The workplace implications of medical marijuana continues to be a developing area. If your company has employees in any state allowing the use of medical marijuana under certain circumstances (including Washington, Oregon and California), you should review your substance abuse policies and make certain that all local human resources personnel and drug test administrators know whether the company will consider an exception for medical marijuana usage. Currently, Washington employers do not need to accommodate medical marijuana usage by making an exception to an otherwise valid substance abuse policy. However, because of court rulings in other states interpreting their states’ disability laws and advocacy groups’ continued attempts to expand medical marijuana rights, employers should continue to exercise caution when dealing with requests for disability accommodation involving medical marijuana. If such an issue arises, consider consulting with legal counsel.
A school bus driver who was demoted after his "shy bladder syndrome" left him unable to comply with his employer's drug testing procedures may proceed with claims under the Americans with Disabilites Act (ADA) according to a recent ruling from a Tennessee federal court. Click here to read the full opinion in Melman v. Metropolitan Government of Nashville.
In Melman, the plaintiff was required to submit to random drug tests. During two tests he could not provide an "adequate" urine sample, and explained that he could not because of a "shy bladder." A urologist diagnosed the plaintiff with paruresis (aka shy bladder syndrome) and offered to perform the urine sampling via catheterization. The employer declined that offer. Instead, it placed the plaintiff on unpaid leave, required him to attend a drug rehabilitation program at his own expense, and demoted him to a position as a bus monitor. (Notably, the plaintiff ultimately did provide a negative sample obtained via catheter.) The court denied the employer's motion to dismiss, holding that shy bladder syndrome substantially limited the plantiff's major life function of eliminating bodily waste.
Employers with drug testing programs should take note: employees who are unable to comply with standard drug testing procedures may have a qualifying disability, especially given the more liberal standards under the ADA Amendments Act. Employers should not shy away (okay, bad pun) from engaging in the interactive process with the employee to find ways that the employee can comply with the procedures - such as providing a sample through catheterization. The International Paruresis Association also provides suggestions for accommodating shy bladder syndrome.
Effective August 25, 2008, the Department of Transportation will require transportation workers who previously tested positive for prohibited drugs to give urine specimens while being watched by specimen collectors. The new regulations will apply to workers in safety-sensitive positions in the aviation, motor carrier, rail, transit, maritime, and pipeline industries.

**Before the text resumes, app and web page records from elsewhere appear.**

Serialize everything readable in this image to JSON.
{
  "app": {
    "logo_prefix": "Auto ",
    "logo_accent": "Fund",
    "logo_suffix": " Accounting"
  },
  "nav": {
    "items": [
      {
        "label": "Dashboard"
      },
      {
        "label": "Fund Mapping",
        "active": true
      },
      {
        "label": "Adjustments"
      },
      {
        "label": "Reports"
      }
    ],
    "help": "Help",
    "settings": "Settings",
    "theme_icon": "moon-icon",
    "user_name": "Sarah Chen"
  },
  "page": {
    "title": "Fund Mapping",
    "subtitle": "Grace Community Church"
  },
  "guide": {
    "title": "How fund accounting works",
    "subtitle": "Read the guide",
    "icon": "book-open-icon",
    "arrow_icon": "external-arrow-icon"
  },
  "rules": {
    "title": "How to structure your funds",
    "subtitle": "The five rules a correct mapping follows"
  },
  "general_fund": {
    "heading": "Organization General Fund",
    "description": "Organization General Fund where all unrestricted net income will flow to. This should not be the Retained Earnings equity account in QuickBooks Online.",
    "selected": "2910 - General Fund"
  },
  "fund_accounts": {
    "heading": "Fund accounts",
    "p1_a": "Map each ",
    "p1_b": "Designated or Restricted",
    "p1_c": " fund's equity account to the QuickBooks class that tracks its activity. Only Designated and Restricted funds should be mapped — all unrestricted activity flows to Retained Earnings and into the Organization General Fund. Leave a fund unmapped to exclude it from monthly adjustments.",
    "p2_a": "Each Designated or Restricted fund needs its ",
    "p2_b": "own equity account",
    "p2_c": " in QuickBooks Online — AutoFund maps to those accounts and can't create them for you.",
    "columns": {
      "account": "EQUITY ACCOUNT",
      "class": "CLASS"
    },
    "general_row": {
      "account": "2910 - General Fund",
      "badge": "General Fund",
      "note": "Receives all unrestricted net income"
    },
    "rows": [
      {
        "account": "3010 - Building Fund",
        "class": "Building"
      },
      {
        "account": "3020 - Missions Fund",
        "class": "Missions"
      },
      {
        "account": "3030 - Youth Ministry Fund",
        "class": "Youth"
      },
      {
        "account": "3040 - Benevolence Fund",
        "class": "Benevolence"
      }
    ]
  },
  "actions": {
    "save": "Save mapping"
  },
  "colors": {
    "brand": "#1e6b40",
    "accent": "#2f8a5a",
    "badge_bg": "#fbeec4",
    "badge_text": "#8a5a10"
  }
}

Under current regulations, only workers suspected of tampering with their specimens are required to provide samples while being watched. However, the DOT is concerned that a "various mechanical devices are now readily available to individuals who want to adulterate or substitute their urine specimen during a drug testing collection." The new regulations require an employee giving the sample to raise his shirt, lower his pants and turn around to show the observer that he is not using a "prosthetic device."
"Prosthetic device?" Think we're joking? Guess again.